With talent you might get a head start, but unless you do the work, practice, stick with it when it's hard, figure things out and learn, then you'll fall helplessly behind those who didn't start out with a gift but gave it their all.
When I started to draw and paint, I discovered a more forgiving style than the one I'd grown up with. I was used to trying to mirror reality, where every difference was a mistake, a very perfectionistic view of art. But now I found a more playful way of creating.
I learned that flaws can be beautiful, that the process is messy and that it's supposed to be messy. That there's community and strength in showing our mistakes too, and that having fun along the way is what matters most.
So I learned the fourth lesson.
Lesson 4: The process is more important than the result.
When I wasn't creating, I dreamed of having written a book. I dreamed less of the process of writing a book. The ideas, frustrations, passions, setbacks and endless cups of tea that goes into a creative project were not in my fantasies.
But that's what creativity is. Creativity is not what comes out, it's the process of discovery and exploring, of having a picture in your head and trying to make it reality. It's messy and annoying and wonderful. That's what creativity is about.
When we shift our focus from the result to the process of getting there, we open ourselves up for adventure and joy. That's how you grow.
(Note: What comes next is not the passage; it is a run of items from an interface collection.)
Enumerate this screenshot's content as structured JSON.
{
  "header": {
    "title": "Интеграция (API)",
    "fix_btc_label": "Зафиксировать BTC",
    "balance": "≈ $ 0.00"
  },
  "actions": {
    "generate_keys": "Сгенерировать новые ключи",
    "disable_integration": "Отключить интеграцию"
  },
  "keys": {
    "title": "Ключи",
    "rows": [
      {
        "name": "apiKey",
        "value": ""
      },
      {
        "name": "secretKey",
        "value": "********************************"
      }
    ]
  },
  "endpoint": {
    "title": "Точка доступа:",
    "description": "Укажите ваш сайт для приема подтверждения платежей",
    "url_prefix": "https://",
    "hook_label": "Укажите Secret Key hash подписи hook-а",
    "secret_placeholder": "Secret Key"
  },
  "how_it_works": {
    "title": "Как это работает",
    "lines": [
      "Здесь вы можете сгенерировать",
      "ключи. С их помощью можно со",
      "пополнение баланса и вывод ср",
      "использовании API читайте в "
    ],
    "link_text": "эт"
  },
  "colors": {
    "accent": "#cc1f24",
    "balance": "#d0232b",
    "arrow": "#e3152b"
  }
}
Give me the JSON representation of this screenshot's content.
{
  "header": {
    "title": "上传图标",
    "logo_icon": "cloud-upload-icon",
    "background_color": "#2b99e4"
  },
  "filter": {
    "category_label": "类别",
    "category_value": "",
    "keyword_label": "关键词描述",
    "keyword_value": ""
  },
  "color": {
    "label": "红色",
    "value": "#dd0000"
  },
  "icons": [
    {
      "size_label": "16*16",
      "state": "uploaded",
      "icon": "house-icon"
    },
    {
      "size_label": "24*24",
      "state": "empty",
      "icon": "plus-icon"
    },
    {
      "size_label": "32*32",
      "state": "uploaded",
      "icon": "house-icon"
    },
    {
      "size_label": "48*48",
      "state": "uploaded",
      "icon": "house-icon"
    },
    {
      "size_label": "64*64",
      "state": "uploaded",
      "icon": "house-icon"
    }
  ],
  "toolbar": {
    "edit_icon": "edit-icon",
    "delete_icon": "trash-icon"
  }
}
The big project I took with me into 2016 was the draft of my first novel that I'd struggled much with. I kept struggling with it the first part of the year, feeling blocked and uncomfortable.
I'd dreamed of being an author for so long and I'd added demands to that dream. I wanted to write a good book - my own high standard of good - but I didn't believe in my own capacity to write that well.
I didn't want to lower my demands. But leaning into a process focused mindset made me understand that there's a difference between doing my best and not allowing myself to make mistakes.
So I learned the fifth lesson.
Lesson 5: Perfectionism is not the same thing as a striving for quality.
You can value the quality of your result without crippling yourself with needing everything to be perfect. We can allow the process to be a mess, make thousands of little mistakes and learn from them. We can use trial and error, enjoy the process as much as we can, play, experiment and be silly, and still value the result.
We don't have to make creativity harder than it is.
It can be a joyful, playful ride with a great, bold goal.
My Fear Year changed me
To face my fears has changed the view of myself. Of what I'm capable of. Of who I am.
I feared to pick the identity creative, because I was scared others wouldn't agree. I longed for an invitation, a stamp of approval, a paper that said
Elin Lööw has qualified as a creative.
But there were no such paper. I wanted to be a creative, a writer, an artist. I wanted to be brave. I 2016, I stopped waiting for permission and guess what? Nothing bad happened at all. I just turned into those things I'd dreamed of being.
So I learned the sixth and last lesson.
Lesson 6: You can decide who you're going to be.
There are no official qualifications and thank goodness for that. We have to claim our own identities, scary as that may be. Because nobody else will make you the person you want to be, nobody else will make the life you dream of happen. That's your job.
I started my Fear Year with one reason stronger than any other.
I won't be the person who lets fear stand in the way of my dreams.
Now, when the year is over, I know that I'm not.
I'm the person who fights for my dreams, even when it's scary.